    Hard drives, hard questions

    Associated Press

    IF NEWT Gingrich is the GOP presidential candidate who runs against the press, rival Mitt Romney is the one who’d rather run away from it. The former Massachusetts governor has not appeared in a single Sunday news program in 20 months. On the campaign trail, he often avoids any back-and-forth with reporters. It’s a strategy typically employed by front-runners fearful of unscripted moments. But it can also backfire.

    Romney put that strategy on full display in the aftermath of a recent Globe report that 11 Romney aides, including his chief of staff and chief legal counsel, bought hard drives off their state computers as they prepared to leave their jobs in 2006. As he left a luncheon in Manchester, N.H., last Friday, Romney tried to ignore reporters who peppered him with questions about the unprecedented purchases.

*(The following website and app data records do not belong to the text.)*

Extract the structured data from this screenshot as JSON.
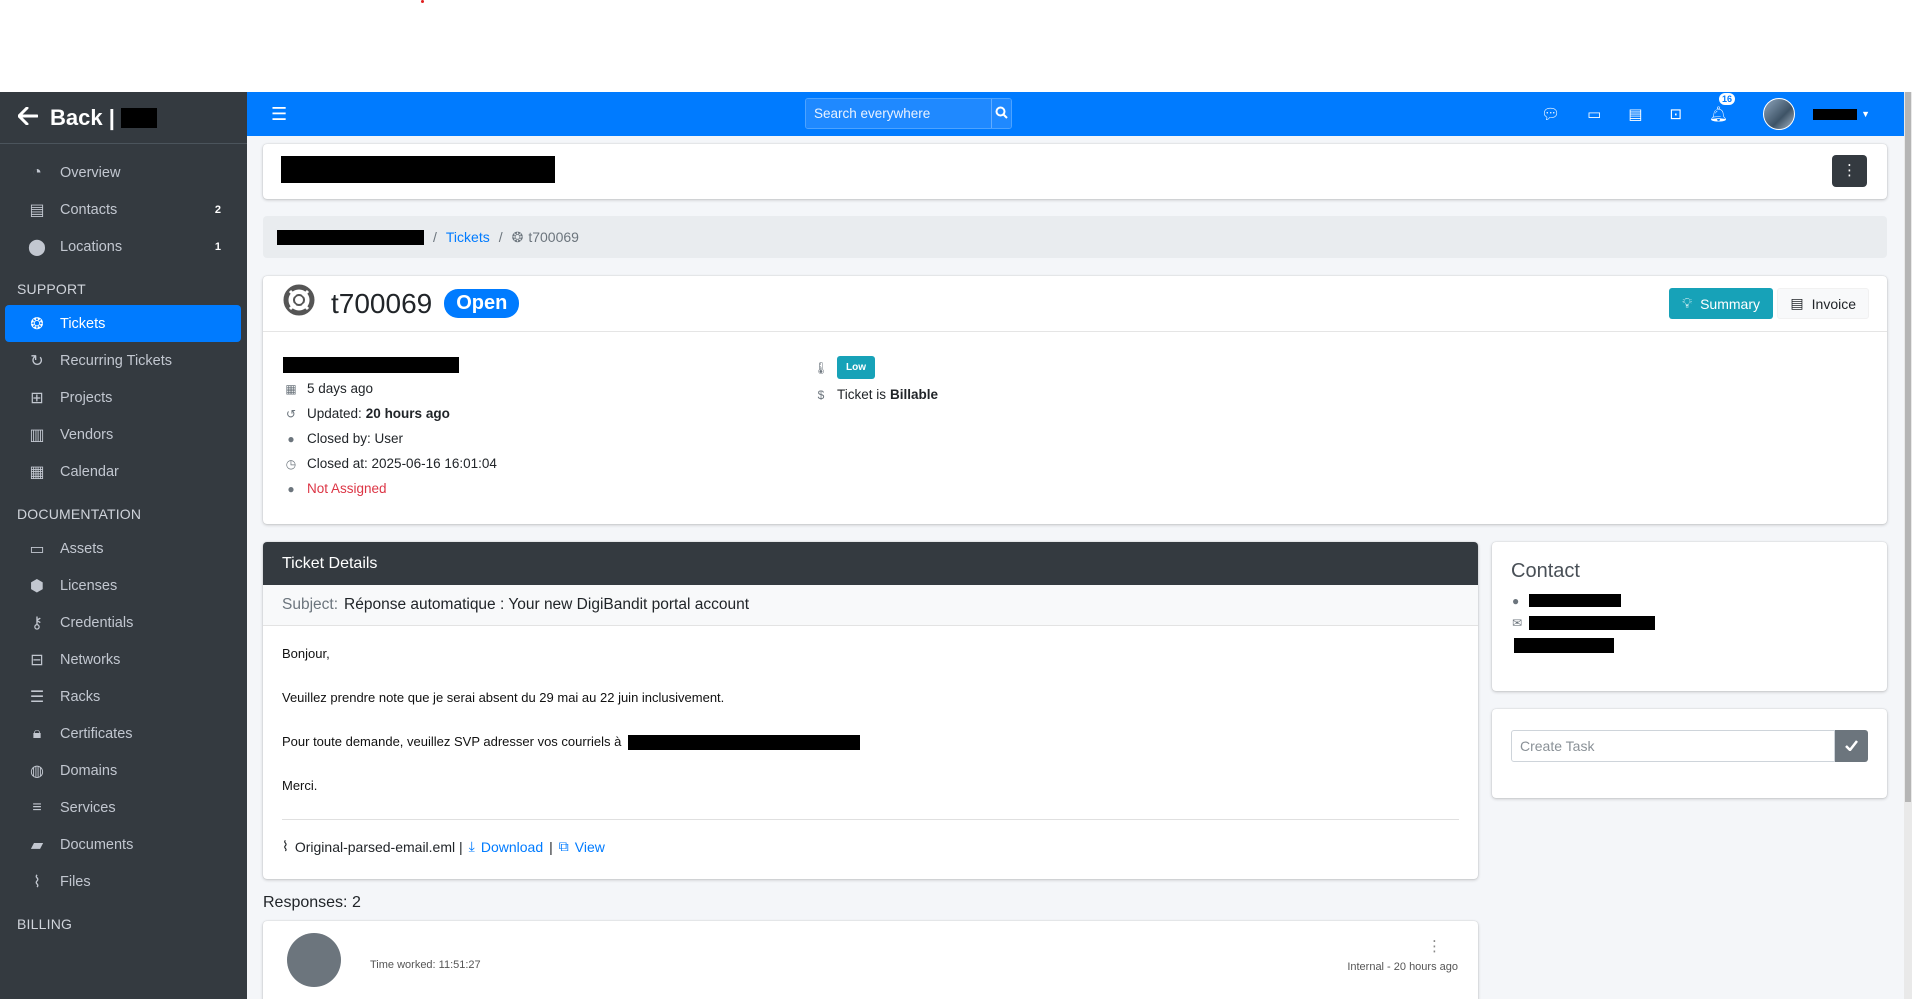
{
  "sidebar": {
    "back_label": "Back |",
    "items_main": [
      {
        "label": "Overview",
        "icon": "tachometer-icon",
        "badge": ""
      },
      {
        "label": "Contacts",
        "icon": "address-book-icon",
        "badge": "2"
      },
      {
        "label": "Locations",
        "icon": "map-marker-icon",
        "badge": "1"
      }
    ],
    "support_header": "SUPPORT",
    "items_support": [
      {
        "label": "Tickets",
        "icon": "life-ring-icon",
        "active": true
      },
      {
        "label": "Recurring Tickets",
        "icon": "redo-icon"
      },
      {
        "label": "Projects",
        "icon": "project-diagram-icon"
      },
      {
        "label": "Vendors",
        "icon": "building-icon"
      },
      {
        "label": "Calendar",
        "icon": "calendar-icon"
      }
    ],
    "documentation_header": "DOCUMENTATION",
    "items_docs": [
      {
        "label": "Assets",
        "icon": "desktop-icon"
      },
      {
        "label": "Licenses",
        "icon": "cube-icon"
      },
      {
        "label": "Credentials",
        "icon": "key-icon"
      },
      {
        "label": "Networks",
        "icon": "network-icon"
      },
      {
        "label": "Racks",
        "icon": "server-icon"
      },
      {
        "label": "Certificates",
        "icon": "lock-icon"
      },
      {
        "label": "Domains",
        "icon": "globe-icon"
      },
      {
        "label": "Services",
        "icon": "stream-icon"
      },
      {
        "label": "Documents",
        "icon": "folder-icon"
      },
      {
        "label": "Files",
        "icon": "paperclip-icon"
      }
    ],
    "billing_header": "BILLING"
  },
  "topnav": {
    "search_placeholder": "Search everywhere",
    "notification_count": "16"
  },
  "breadcrumb": {
    "tickets_link": "Tickets",
    "current": "t700069"
  },
  "ticket": {
    "number": "t700069",
    "status": "Open",
    "summary_button": "Summary",
    "invoice_button": "Invoice",
    "created": "5 days ago",
    "updated_label": "Updated:",
    "updated_value": "20 hours ago",
    "closed_by": "Closed by: User",
    "closed_at": "Closed at: 2025-06-16 16:01:04",
    "assignee": "Not Assigned",
    "priority": "Low",
    "billable_prefix": "Ticket is",
    "billable_value": "Billable"
  },
  "details": {
    "header": "Ticket Details",
    "subject_label": "Subject:",
    "subject": "Réponse automatique : Your new DigiBandit portal account",
    "body_line1": "Bonjour,",
    "body_line2": "Veuillez prendre note que je serai absent du 29 mai au 22 juin inclusivement.",
    "body_line3": "Pour toute demande, veuillez SVP adresser vos courriels à",
    "body_line4": "Merci.",
    "attachment_name": "Original-parsed-email.eml |",
    "download_label": "Download",
    "view_label": "View"
  },
  "contact": {
    "title": "Contact"
  },
  "task": {
    "placeholder": "Create Task"
  },
  "responses": {
    "title": "Responses: 2",
    "time_worked": "Time worked: 11:51:27",
    "meta": "Internal - 20 hours ago"
  },
  "colors": {
    "primary": "#007bff",
    "sidebar": "#343a40",
    "info": "#17a2b8",
    "danger": "#dc3545"
  }
}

Finally, after some prodding from WCVB-TV reporter Janet Wu - “No answers?’’ she asked, with the camera trained on him - the candidate replied, “They all followed the law exactly as it’s written.’’ Later that day, “Thanks, guys’’ was all reporters got as Romney was hustled into a waiting SUV.

    The next night, Romney gave his first brief explanation during a five-minute Q-and-A session after a town hall meeting in Peterborough, N.H. He said his aides might have purchased the drives because “they may have personal information on there - medical records, resumes from people who have applied for jobs, judicial apppointments made, and people applying for those positions.’’ He also reiterated his contention that the aides broke no laws.


    Republican primary voters deserve more give and take from a candidate who criticizes the Obama administration for a lack of transparency.